About this task
Before you return the entries below, strip out the pictures and keep all else exact.

--- START ---

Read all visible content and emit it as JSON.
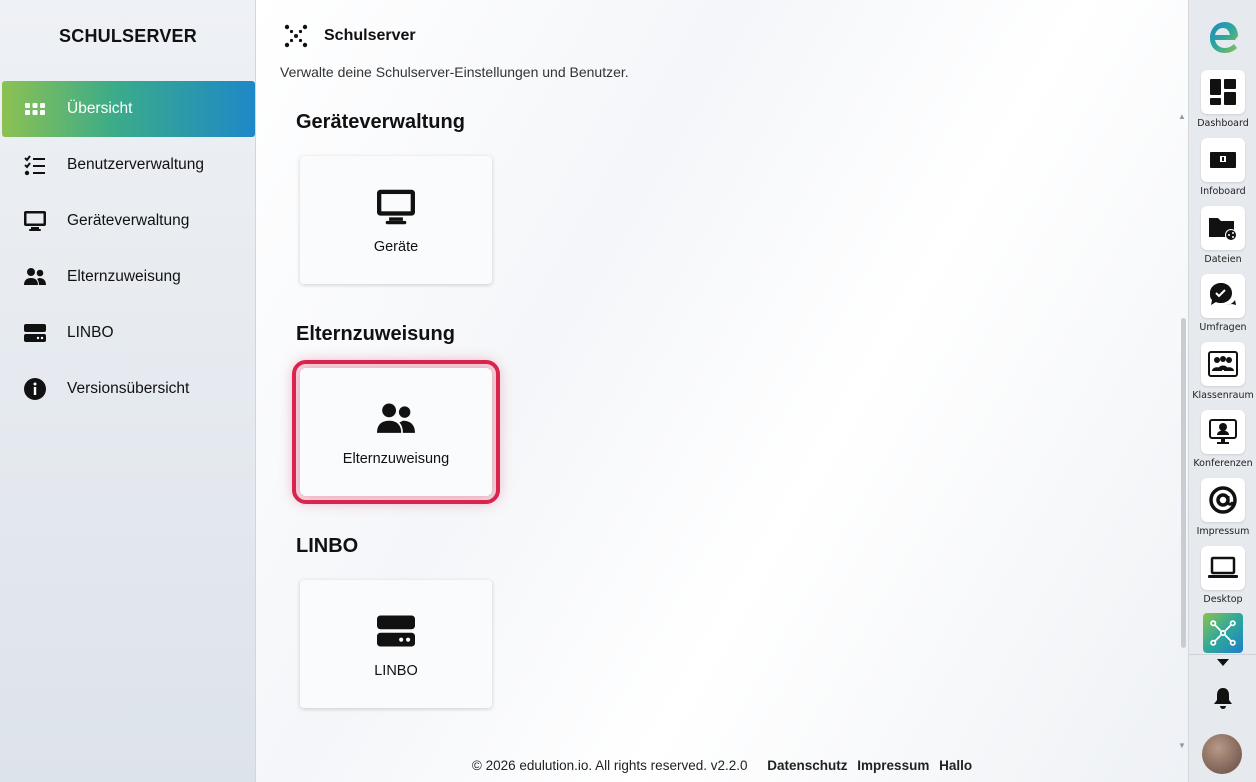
{
  "sidebar": {
    "title": "SCHULSERVER",
    "items": [
      {
        "label": "Übersicht",
        "icon": "grid-icon",
        "active": true
      },
      {
        "label": "Benutzerverwaltung",
        "icon": "checklist-icon"
      },
      {
        "label": "Geräteverwaltung",
        "icon": "monitor-icon"
      },
      {
        "label": "Elternzuweisung",
        "icon": "users-icon"
      },
      {
        "label": "LINBO",
        "icon": "server-icon"
      },
      {
        "label": "Versionsübersicht",
        "icon": "info-icon"
      }
    ]
  },
  "header": {
    "title": "Schulserver",
    "subtitle": "Verwalte deine Schulserver-Einstellungen und Benutzer."
  },
  "sections": [
    {
      "title": "Geräteverwaltung",
      "card_label": "Geräte",
      "icon": "monitor-icon"
    },
    {
      "title": "Elternzuweisung",
      "card_label": "Elternzuweisung",
      "icon": "users-icon",
      "highlighted": true
    },
    {
      "title": "LINBO",
      "card_label": "LINBO",
      "icon": "server-icon"
    }
  ],
  "footer": {
    "copyright": "© 2026 edulution.io. All rights reserved. v2.2.0",
    "links": [
      "Datenschutz",
      "Impressum",
      "Hallo"
    ]
  },
  "dock": {
    "items": [
      {
        "label": "Dashboard",
        "icon": "dashboard-icon"
      },
      {
        "label": "Infoboard",
        "icon": "infoboard-icon"
      },
      {
        "label": "Dateien",
        "icon": "folder-share-icon"
      },
      {
        "label": "Umfragen",
        "icon": "survey-icon"
      },
      {
        "label": "Klassenraum",
        "icon": "classroom-icon"
      },
      {
        "label": "Konferenzen",
        "icon": "conference-icon"
      },
      {
        "label": "Impressum",
        "icon": "at-icon"
      },
      {
        "label": "Desktop",
        "icon": "laptop-icon"
      }
    ]
  },
  "colors": {
    "accent_start": "#8cc152",
    "accent_end": "#1e88c8",
    "highlight": "#d9254d"
  }
}
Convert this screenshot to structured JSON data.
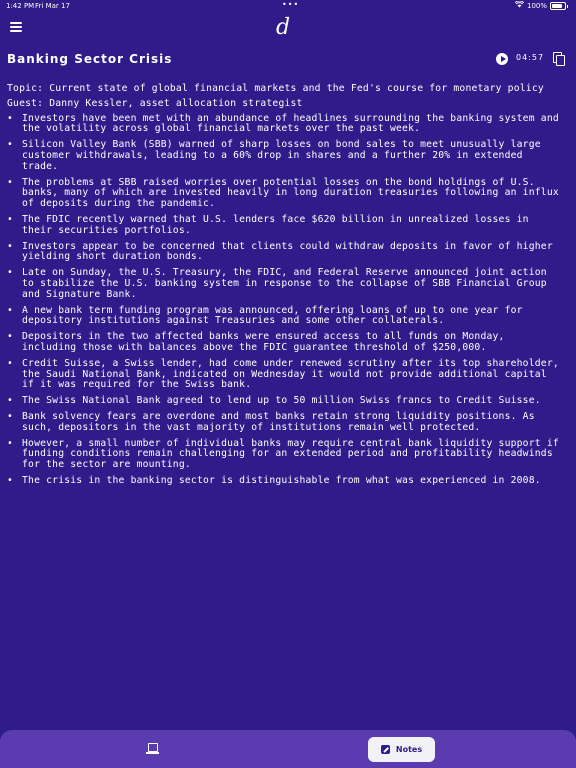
{
  "status_bar": {
    "time": "1:42 PM",
    "date": "Fri Mar 17",
    "battery": "100%"
  },
  "app": {
    "logo": "d"
  },
  "header": {
    "title": "Banking Sector Crisis",
    "duration": "04:57"
  },
  "content": {
    "topic": "Topic: Current state of global financial markets and the Fed's course for monetary policy",
    "guest": "Guest: Danny Kessler, asset allocation strategist",
    "bullets": [
      "Investors have been met with an abundance of headlines surrounding the banking system and the volatility across global financial markets over the past week.",
      "Silicon Valley Bank (SBB) warned of sharp losses on bond sales to meet unusually large customer withdrawals, leading to a 60% drop in shares and a further 20% in extended trade.",
      "The problems at SBB raised worries over potential losses on the bond holdings of U.S. banks, many of which are invested heavily in long duration treasuries following an influx of deposits during the pandemic.",
      "The FDIC recently warned that U.S. lenders face $620 billion in unrealized losses in their securities portfolios.",
      "Investors appear to be concerned that clients could withdraw deposits in favor of higher yielding short duration bonds.",
      "Late on Sunday, the U.S. Treasury, the FDIC, and Federal Reserve announced joint action to stabilize the U.S. banking system in response to the collapse of SBB Financial Group and Signature Bank.",
      "A new bank term funding program was announced, offering loans of up to one year for depository institutions against Treasuries and some other collaterals.",
      "Depositors in the two affected banks were ensured access to all funds on Monday, including those with balances above the FDIC guarantee threshold of $250,000.",
      "Credit Suisse, a Swiss lender, had come under renewed scrutiny after its top shareholder, the Saudi National Bank, indicated on Wednesday it would not provide additional capital if it was required for the Swiss bank.",
      "The Swiss National Bank agreed to lend up to 50 million Swiss francs to Credit Suisse.",
      "Bank solvency fears are overdone and most banks retain strong liquidity positions. As such, depositors in the vast majority of institutions remain well protected.",
      "However, a small number of individual banks may require central bank liquidity support if funding conditions remain challenging for an extended period and profitability headwinds for the sector are mounting.",
      "The crisis in the banking sector is distinguishable from what was experienced in 2008."
    ]
  },
  "bottom_bar": {
    "notes_label": "Notes"
  }
}
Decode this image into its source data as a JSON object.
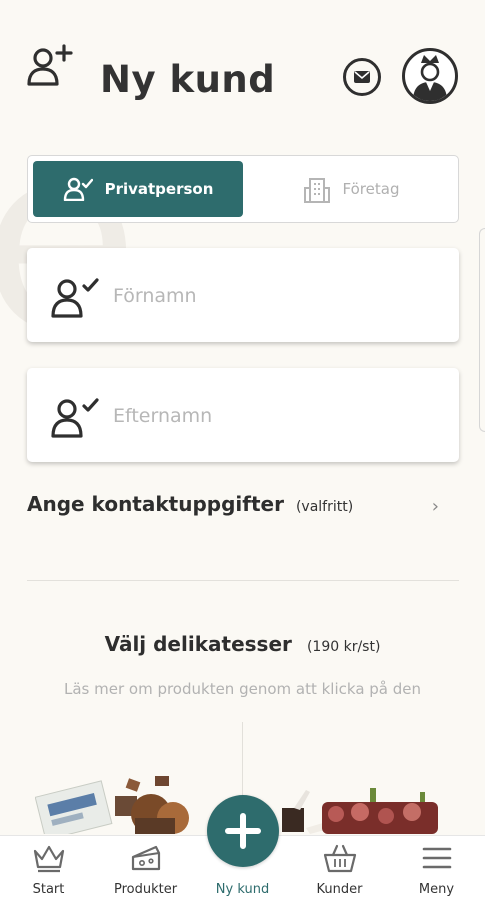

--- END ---

Response
Read all visible content and emit it as JSON.
{
  "sidebar": {
    "title": "SCHULSERVER",
    "items": [
      {
        "label": "Übersicht",
        "icon": "grid-icon",
        "active": true
      },
      {
        "label": "Benutzerverwaltung",
        "icon": "checklist-icon"
      },
      {
        "label": "Geräteverwaltung",
        "icon": "monitor-icon"
      },
      {
        "label": "Elternzuweisung",
        "icon": "users-icon"
      },
      {
        "label": "LINBO",
        "icon": "server-icon"
      },
      {
        "label": "Versionsübersicht",
        "icon": "info-icon"
      }
    ]
  },
  "header": {
    "title": "Schulserver",
    "subtitle": "Verwalte deine Schulserver-Einstellungen und Benutzer."
  },
  "sections": [
    {
      "title": "Geräteverwaltung",
      "card_label": "Geräte",
      "icon": "monitor-icon"
    },
    {
      "title": "Elternzuweisung",
      "card_label": "Elternzuweisung",
      "icon": "users-icon",
      "highlighted": true
    },
    {
      "title": "LINBO",
      "card_label": "LINBO",
      "icon": "server-icon"
    }
  ],
  "footer": {
    "copyright": "© 2026 edulution.io. All rights reserved. v2.2.0",
    "links": [
      "Datenschutz",
      "Impressum",
      "Hallo"
    ]
  },
  "dock": {
    "items": [
      {
        "label": "Dashboard",
        "icon": "dashboard-icon"
      },
      {
        "label": "Infoboard",
        "icon": "infoboard-icon"
      },
      {
        "label": "Dateien",
        "icon": "folder-share-icon"
      },
      {
        "label": "Umfragen",
        "icon": "survey-icon"
      },
      {
        "label": "Klassenraum",
        "icon": "classroom-icon"
      },
      {
        "label": "Konferenzen",
        "icon": "conference-icon"
      },
      {
        "label": "Impressum",
        "icon": "at-icon"
      },
      {
        "label": "Desktop",
        "icon": "laptop-icon"
      }
    ]
  },
  "colors": {
    "accent_start": "#8cc152",
    "accent_end": "#1e88c8",
    "highlight": "#d9254d"
  }
}
Convert this screenshot to structured JSON data.
{
  "status_bar": {
    "time": "1:42 PM",
    "date": "Fri Mar 17",
    "battery": "100%"
  },
  "app": {
    "logo": "d"
  },
  "header": {
    "title": "Banking Sector Crisis",
    "duration": "04:57"
  },
  "content": {
    "topic": "Topic: Current state of global financial markets and the Fed's course for monetary policy",
    "guest": "Guest: Danny Kessler, asset allocation strategist",
    "bullets": [
      "Investors have been met with an abundance of headlines surrounding the banking system and the volatility across global financial markets over the past week.",
      "Silicon Valley Bank (SBB) warned of sharp losses on bond sales to meet unusually large customer withdrawals, leading to a 60% drop in shares and a further 20% in extended trade.",
      "The problems at SBB raised worries over potential losses on the bond holdings of U.S. banks, many of which are invested heavily in long duration treasuries following an influx of deposits during the pandemic.",
      "The FDIC recently warned that U.S. lenders face $620 billion in unrealized losses in their securities portfolios.",
      "Investors appear to be concerned that clients could withdraw deposits in favor of higher yielding short duration bonds.",
      "Late on Sunday, the U.S. Treasury, the FDIC, and Federal Reserve announced joint action to stabilize the U.S. banking system in response to the collapse of SBB Financial Group and Signature Bank.",
      "A new bank term funding program was announced, offering loans of up to one year for depository institutions against Treasuries and some other collaterals.",
      "Depositors in the two affected banks were ensured access to all funds on Monday, including those with balances above the FDIC guarantee threshold of $250,000.",
      "Credit Suisse, a Swiss lender, had come under renewed scrutiny after its top shareholder, the Saudi National Bank, indicated on Wednesday it would not provide additional capital if it was required for the Swiss bank.",
      "The Swiss National Bank agreed to lend up to 50 million Swiss francs to Credit Suisse.",
      "Bank solvency fears are overdone and most banks retain strong liquidity positions. As such, depositors in the vast majority of institutions remain well protected.",
      "However, a small number of individual banks may require central bank liquidity support if funding conditions remain challenging for an extended period and profitability headwinds for the sector are mounting.",
      "The crisis in the banking sector is distinguishable from what was experienced in 2008."
    ]
  },
  "bottom_bar": {
    "notes_label": "Notes"
  }
}
Decode this image into its source data as a JSON object.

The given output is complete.